_Exercise description_
Give back all of the records exactly.

Stored items
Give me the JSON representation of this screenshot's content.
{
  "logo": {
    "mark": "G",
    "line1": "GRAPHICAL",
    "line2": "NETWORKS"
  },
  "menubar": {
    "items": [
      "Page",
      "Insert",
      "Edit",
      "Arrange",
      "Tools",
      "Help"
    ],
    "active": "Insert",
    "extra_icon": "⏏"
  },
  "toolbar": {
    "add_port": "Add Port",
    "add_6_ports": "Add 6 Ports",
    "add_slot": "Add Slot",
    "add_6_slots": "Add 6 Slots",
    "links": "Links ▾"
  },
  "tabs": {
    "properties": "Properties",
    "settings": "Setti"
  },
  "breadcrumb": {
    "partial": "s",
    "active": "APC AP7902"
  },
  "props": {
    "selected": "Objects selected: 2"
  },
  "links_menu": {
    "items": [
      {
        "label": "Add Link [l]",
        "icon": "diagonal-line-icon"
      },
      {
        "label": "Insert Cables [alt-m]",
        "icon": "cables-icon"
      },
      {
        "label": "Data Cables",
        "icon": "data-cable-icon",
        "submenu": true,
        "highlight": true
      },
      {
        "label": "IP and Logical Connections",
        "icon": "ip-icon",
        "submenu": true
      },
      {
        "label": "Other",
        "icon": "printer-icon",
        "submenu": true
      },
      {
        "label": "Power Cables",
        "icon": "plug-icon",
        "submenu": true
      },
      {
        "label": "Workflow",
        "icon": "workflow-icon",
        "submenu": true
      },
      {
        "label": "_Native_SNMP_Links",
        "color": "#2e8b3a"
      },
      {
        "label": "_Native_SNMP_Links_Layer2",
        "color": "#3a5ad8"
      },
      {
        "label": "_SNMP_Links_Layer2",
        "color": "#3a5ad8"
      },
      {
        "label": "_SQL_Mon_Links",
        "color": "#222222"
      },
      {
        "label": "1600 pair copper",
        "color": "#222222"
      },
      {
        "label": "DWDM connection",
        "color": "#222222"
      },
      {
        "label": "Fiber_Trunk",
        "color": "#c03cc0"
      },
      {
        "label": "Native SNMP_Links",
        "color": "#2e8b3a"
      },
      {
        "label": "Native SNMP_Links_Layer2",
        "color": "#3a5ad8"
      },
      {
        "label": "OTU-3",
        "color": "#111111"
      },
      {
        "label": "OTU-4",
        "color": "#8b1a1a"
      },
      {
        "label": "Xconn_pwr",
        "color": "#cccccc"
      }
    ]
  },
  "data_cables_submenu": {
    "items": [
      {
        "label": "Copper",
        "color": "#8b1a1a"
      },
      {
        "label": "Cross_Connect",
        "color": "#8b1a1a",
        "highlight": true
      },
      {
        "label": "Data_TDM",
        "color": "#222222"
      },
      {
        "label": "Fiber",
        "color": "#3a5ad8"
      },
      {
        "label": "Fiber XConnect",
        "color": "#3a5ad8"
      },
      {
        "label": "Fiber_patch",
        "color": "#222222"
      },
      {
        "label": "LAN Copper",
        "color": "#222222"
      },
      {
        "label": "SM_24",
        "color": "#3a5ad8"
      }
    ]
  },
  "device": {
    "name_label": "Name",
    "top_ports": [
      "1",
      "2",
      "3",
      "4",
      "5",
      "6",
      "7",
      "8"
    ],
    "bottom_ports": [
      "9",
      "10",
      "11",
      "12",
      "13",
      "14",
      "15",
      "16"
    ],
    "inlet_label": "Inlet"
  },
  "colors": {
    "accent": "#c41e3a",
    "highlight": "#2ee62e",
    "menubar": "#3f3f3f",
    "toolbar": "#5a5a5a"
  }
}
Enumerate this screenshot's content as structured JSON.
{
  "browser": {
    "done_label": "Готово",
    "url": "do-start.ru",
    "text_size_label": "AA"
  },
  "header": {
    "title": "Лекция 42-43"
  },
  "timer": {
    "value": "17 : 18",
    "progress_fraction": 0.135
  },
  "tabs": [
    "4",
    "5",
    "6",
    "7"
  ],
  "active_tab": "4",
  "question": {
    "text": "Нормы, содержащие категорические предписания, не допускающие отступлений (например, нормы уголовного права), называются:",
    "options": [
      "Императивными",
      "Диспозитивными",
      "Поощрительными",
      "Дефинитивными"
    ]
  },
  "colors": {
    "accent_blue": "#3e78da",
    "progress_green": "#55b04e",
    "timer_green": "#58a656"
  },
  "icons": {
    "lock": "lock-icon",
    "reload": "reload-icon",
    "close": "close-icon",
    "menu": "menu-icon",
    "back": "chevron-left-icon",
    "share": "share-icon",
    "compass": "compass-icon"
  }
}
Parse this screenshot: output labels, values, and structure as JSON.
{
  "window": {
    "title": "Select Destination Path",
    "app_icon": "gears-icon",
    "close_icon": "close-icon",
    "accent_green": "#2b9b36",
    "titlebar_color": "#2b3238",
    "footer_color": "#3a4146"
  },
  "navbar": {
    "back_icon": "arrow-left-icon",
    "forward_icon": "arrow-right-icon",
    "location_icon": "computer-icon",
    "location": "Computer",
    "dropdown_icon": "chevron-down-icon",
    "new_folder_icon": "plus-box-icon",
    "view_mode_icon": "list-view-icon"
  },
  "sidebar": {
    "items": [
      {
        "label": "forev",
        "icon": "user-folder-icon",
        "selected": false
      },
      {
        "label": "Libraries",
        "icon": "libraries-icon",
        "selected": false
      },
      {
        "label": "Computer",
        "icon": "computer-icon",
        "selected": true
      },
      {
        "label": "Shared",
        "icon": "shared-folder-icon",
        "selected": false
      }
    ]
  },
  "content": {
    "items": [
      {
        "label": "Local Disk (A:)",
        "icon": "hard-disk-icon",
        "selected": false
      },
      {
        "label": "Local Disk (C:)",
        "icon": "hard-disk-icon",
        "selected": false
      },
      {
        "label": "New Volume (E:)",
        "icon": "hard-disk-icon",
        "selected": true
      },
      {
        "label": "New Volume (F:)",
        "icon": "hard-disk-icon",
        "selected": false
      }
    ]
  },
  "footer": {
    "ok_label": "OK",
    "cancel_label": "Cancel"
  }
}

_The completed task_
Give me the JSON representation of this screenshot's content.
{
  "logo": {
    "mark": "G",
    "line1": "GRAPHICAL",
    "line2": "NETWORKS"
  },
  "menubar": {
    "items": [
      "Page",
      "Insert",
      "Edit",
      "Arrange",
      "Tools",
      "Help"
    ],
    "active": "Insert",
    "extra_icon": "⏏"
  },
  "toolbar": {
    "add_port": "Add Port",
    "add_6_ports": "Add 6 Ports",
    "add_slot": "Add Slot",
    "add_6_slots": "Add 6 Slots",
    "links": "Links ▾"
  },
  "tabs": {
    "properties": "Properties",
    "settings": "Setti"
  },
  "breadcrumb": {
    "partial": "s",
    "active": "APC AP7902"
  },
  "props": {
    "selected": "Objects selected: 2"
  },
  "links_menu": {
    "items": [
      {
        "label": "Add Link [l]",
        "icon": "diagonal-line-icon"
      },
      {
        "label": "Insert Cables [alt-m]",
        "icon": "cables-icon"
      },
      {
        "label": "Data Cables",
        "icon": "data-cable-icon",
        "submenu": true,
        "highlight": true
      },
      {
        "label": "IP and Logical Connections",
        "icon": "ip-icon",
        "submenu": true
      },
      {
        "label": "Other",
        "icon": "printer-icon",
        "submenu": true
      },
      {
        "label": "Power Cables",
        "icon": "plug-icon",
        "submenu": true
      },
      {
        "label": "Workflow",
        "icon": "workflow-icon",
        "submenu": true
      },
      {
        "label": "_Native_SNMP_Links",
        "color": "#2e8b3a"
      },
      {
        "label": "_Native_SNMP_Links_Layer2",
        "color": "#3a5ad8"
      },
      {
        "label": "_SNMP_Links_Layer2",
        "color": "#3a5ad8"
      },
      {
        "label": "_SQL_Mon_Links",
        "color": "#222222"
      },
      {
        "label": "1600 pair copper",
        "color": "#222222"
      },
      {
        "label": "DWDM connection",
        "color": "#222222"
      },
      {
        "label": "Fiber_Trunk",
        "color": "#c03cc0"
      },
      {
        "label": "Native SNMP_Links",
        "color": "#2e8b3a"
      },
      {
        "label": "Native SNMP_Links_Layer2",
        "color": "#3a5ad8"
      },
      {
        "label": "OTU-3",
        "color": "#111111"
      },
      {
        "label": "OTU-4",
        "color": "#8b1a1a"
      },
      {
        "label": "Xconn_pwr",
        "color": "#cccccc"
      }
    ]
  },
  "data_cables_submenu": {
    "items": [
      {
        "label": "Copper",
        "color": "#8b1a1a"
      },
      {
        "label": "Cross_Connect",
        "color": "#8b1a1a",
        "highlight": true
      },
      {
        "label": "Data_TDM",
        "color": "#222222"
      },
      {
        "label": "Fiber",
        "color": "#3a5ad8"
      },
      {
        "label": "Fiber XConnect",
        "color": "#3a5ad8"
      },
      {
        "label": "Fiber_patch",
        "color": "#222222"
      },
      {
        "label": "LAN Copper",
        "color": "#222222"
      },
      {
        "label": "SM_24",
        "color": "#3a5ad8"
      }
    ]
  },
  "device": {
    "name_label": "Name",
    "top_ports": [
      "1",
      "2",
      "3",
      "4",
      "5",
      "6",
      "7",
      "8"
    ],
    "bottom_ports": [
      "9",
      "10",
      "11",
      "12",
      "13",
      "14",
      "15",
      "16"
    ],
    "inlet_label": "Inlet"
  },
  "colors": {
    "accent": "#c41e3a",
    "highlight": "#2ee62e",
    "menubar": "#3f3f3f",
    "toolbar": "#5a5a5a"
  }
}
Enumerate this screenshot's content as structured JSON.
{
  "browser": {
    "done_label": "Готово",
    "url": "do-start.ru",
    "text_size_label": "AA"
  },
  "header": {
    "title": "Лекция 42-43"
  },
  "timer": {
    "value": "17 : 18",
    "progress_fraction": 0.135
  },
  "tabs": [
    "4",
    "5",
    "6",
    "7"
  ],
  "active_tab": "4",
  "question": {
    "text": "Нормы, содержащие категорические предписания, не допускающие отступлений (например, нормы уголовного права), называются:",
    "options": [
      "Императивными",
      "Диспозитивными",
      "Поощрительными",
      "Дефинитивными"
    ]
  },
  "colors": {
    "accent_blue": "#3e78da",
    "progress_green": "#55b04e",
    "timer_green": "#58a656"
  },
  "icons": {
    "lock": "lock-icon",
    "reload": "reload-icon",
    "close": "close-icon",
    "menu": "menu-icon",
    "back": "chevron-left-icon",
    "share": "share-icon",
    "compass": "compass-icon"
  }
}
Parse this screenshot: output labels, values, and structure as JSON.
{
  "window": {
    "title": "Select Destination Path",
    "app_icon": "gears-icon",
    "close_icon": "close-icon",
    "accent_green": "#2b9b36",
    "titlebar_color": "#2b3238",
    "footer_color": "#3a4146"
  },
  "navbar": {
    "back_icon": "arrow-left-icon",
    "forward_icon": "arrow-right-icon",
    "location_icon": "computer-icon",
    "location": "Computer",
    "dropdown_icon": "chevron-down-icon",
    "new_folder_icon": "plus-box-icon",
    "view_mode_icon": "list-view-icon"
  },
  "sidebar": {
    "items": [
      {
        "label": "forev",
        "icon": "user-folder-icon",
        "selected": false
      },
      {
        "label": "Libraries",
        "icon": "libraries-icon",
        "selected": false
      },
      {
        "label": "Computer",
        "icon": "computer-icon",
        "selected": true
      },
      {
        "label": "Shared",
        "icon": "shared-folder-icon",
        "selected": false
      }
    ]
  },
  "content": {
    "items": [
      {
        "label": "Local Disk (A:)",
        "icon": "hard-disk-icon",
        "selected": false
      },
      {
        "label": "Local Disk (C:)",
        "icon": "hard-disk-icon",
        "selected": false
      },
      {
        "label": "New Volume (E:)",
        "icon": "hard-disk-icon",
        "selected": true
      },
      {
        "label": "New Volume (F:)",
        "icon": "hard-disk-icon",
        "selected": false
      }
    ]
  },
  "footer": {
    "ok_label": "OK",
    "cancel_label": "Cancel"
  }
}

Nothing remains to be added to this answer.